DEVELOPER Fullbright / PUBLISHER Fullbright / WEBSITE https://tacoma.game
T he cargo relay station Tacoma floats between the earth and the moon, silent, dark and empty. Its crew of six people evacuated the station three days ago, although the method and reason behind that evacuation remains shrouded in mystery. You are Amy Ferrier, a subcontractor of the Venturis corporation, which owns Tacoma alongside several inner-system holiday resorts to which Tacoma ferries cargo. You’re tasked with retrieving Tacoma’s on-board AI, named Odin, from the station’s servers. Yet while the station might be devoid of life, ghosts wander its corridors.
As with Fullbright’s Gone Home, Tacoma begins with a subversion. It’s a typical sci-fi disaster scenario, but what transpires is a much gentler and more human story than Tacoma initially suggests, albeit one with more of a sting in its tail than Fullbright’s previous work.
Tacoma is also much more adept at both telling its story and involving the player than Gone Home. All the stepping stones of video game storytelling are still present; audio logs, environmental detailing, notes and documents are scattered on desks and pinned on walls. But Tacoma adds another layer that brings the characters to life and lets the player walk among them.
In addition to its bespoke AI, the Tacoma station is equipped with an augmented reality system that lets the station’s crew access various station services, emails, maps, calls and so on, from an augmented reality display. However, this system also tracks and records the movements and conversations of the crew.

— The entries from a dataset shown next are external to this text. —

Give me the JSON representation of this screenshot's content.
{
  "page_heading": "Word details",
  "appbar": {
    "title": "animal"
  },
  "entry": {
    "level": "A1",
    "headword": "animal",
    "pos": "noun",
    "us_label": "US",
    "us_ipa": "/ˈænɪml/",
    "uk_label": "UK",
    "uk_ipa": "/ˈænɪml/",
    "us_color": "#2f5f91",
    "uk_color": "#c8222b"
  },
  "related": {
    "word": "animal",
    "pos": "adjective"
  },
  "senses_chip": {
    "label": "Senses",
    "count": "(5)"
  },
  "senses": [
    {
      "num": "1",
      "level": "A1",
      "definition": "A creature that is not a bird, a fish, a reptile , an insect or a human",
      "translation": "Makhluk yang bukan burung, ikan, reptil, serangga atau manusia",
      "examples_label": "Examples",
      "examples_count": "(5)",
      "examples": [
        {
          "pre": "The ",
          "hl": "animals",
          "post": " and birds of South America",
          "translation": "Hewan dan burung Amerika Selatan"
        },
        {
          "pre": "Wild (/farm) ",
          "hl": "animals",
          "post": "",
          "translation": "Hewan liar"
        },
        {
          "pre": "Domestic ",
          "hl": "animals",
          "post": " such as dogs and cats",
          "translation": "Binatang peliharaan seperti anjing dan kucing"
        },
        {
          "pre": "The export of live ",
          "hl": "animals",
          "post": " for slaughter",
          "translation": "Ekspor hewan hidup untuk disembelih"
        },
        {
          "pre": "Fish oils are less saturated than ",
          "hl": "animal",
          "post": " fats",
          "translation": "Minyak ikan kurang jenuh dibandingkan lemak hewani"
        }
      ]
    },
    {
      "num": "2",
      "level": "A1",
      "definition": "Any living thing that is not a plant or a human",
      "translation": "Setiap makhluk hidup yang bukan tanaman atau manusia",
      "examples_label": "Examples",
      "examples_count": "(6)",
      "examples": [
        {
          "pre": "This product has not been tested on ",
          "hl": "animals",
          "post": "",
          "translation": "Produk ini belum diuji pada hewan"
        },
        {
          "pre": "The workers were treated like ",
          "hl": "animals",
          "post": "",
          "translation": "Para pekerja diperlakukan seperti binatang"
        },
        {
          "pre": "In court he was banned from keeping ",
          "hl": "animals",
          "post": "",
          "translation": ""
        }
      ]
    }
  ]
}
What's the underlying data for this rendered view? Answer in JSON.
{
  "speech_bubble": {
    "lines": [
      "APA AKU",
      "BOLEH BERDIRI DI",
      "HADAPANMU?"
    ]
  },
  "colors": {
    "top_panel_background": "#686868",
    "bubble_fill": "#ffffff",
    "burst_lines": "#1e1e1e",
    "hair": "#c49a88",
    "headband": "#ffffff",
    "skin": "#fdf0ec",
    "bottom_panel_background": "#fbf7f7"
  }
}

As Amy, you can play back these recordings at various points in the station, and rewind or fast-forward them.
The bulk of Tacoma’s story is told through these recordings, and this system works brilliantly, as it lets you become much better acquainted with the characters on the station. Although the recordings only visualise the crew as monochrome holograms, you get a palpable sense of each
90%OVERALL SCORE / VERDICT A gorgeous setting, well told story, and innovative approach to narrative make Tacoma a cracking exercise in virtual storytelling.
individual – each voice, personality and even body shape is dramatically different, making them easy to identify at a glance, but without caricaturing them.
What’s more, these playable extracts from the crew’s lives aren’t staged like a film or play. The characters walk around the environments as they talk, splitting off in different directions, seeking out solitude in the station’s many cubbyholes and relaying information between each other. Consequently, there are often several different events happening at once. Not only does this setup make the character interactions feel more natural, but it also brings your ability to rewind and fast-forward the recordings into the game, so you can explore all the different conversations each scene offers.
Lastly, the system provides a light puzzling element. For example, many doors are locked and encoded, but you can watch the holograms input these codes and then do so yourself. It’s only a light sprinkling, though, marking one area where the potential of Tacoma’s interactive storytelling goes underused.
The characters are also beautifully written, with Fullbright drawing heavily from different cultures and lifestyles to bring together a varied motley crew. One favourite is Natali, the diminutive yet fiery network specialist who created the station’s AI, and whose relationship with the station’s maintenance operative Roberta is the centre of many of the game’s more touching moments. However, all the characters have quirks and backstories that stand out, from botanist Andrew’s strained relationship with his husband and son, to Dr Sareh’s curious obsession with a social media superstar.
A hard sci-fi shell surrounds this soft, emotional core. Tacoma’s broader themes deal with powerful megacorporations gambling over interplanetary real estate, using human lives as chips. Meanwhile, a secondary thread concerns the value of artificial life, and when an AI deserves the same rights as humans. It’s basically cyberpunk-light, lacking the criminal hackers and mirror-shaded assassins of William Gibson’s finest work, but possessing the same rebellious spirit.
The Tacoma station itself also matches the story’s rich and multi-layered flavour. Fullbright’s vision of the future mixes the sleek and functional with the quaint and comfortable, with curved lines and Apple-esque electronic displays. The station is shaped like a wheel axle, with multiple loops spinning around a central hub. This hub is Zero-G, allowing you to float to different sections of the station, where the centrifugal forces simulate gravity.
But Tacoma is also a place that feels exquisitely inhabited. The Tacoma crew members are creative and untidy, painting murals on the walls and leaving leftovers from last night’s party scattered about their living quarters. These objects are more than environmental detailing; they add texture to the story. Natali’s living quarters, for example, are used as a storage room because she bunks with Roberta, while the locker of the calm and quiet Dr Sareh is a shrine to female bodybuilding.
There’s a lot to celebrate about Tacoma, but there’s a few little flaws. For example, the story’s late plot twist is a little predictable. It’s well constructed, but less subtle than the rest of the game. Also, the whole game clocks in at no more than two hours. Those two hours are enjoyable, but Tacoma isn’t for anyone looking for a time sink.
Overall, though, Tacoma is a fantastic fusion of big sci-fi ideas and little human dramas, told in an inventive and interactive manner, and wrapped up in a delightfully broken-in vision of the future.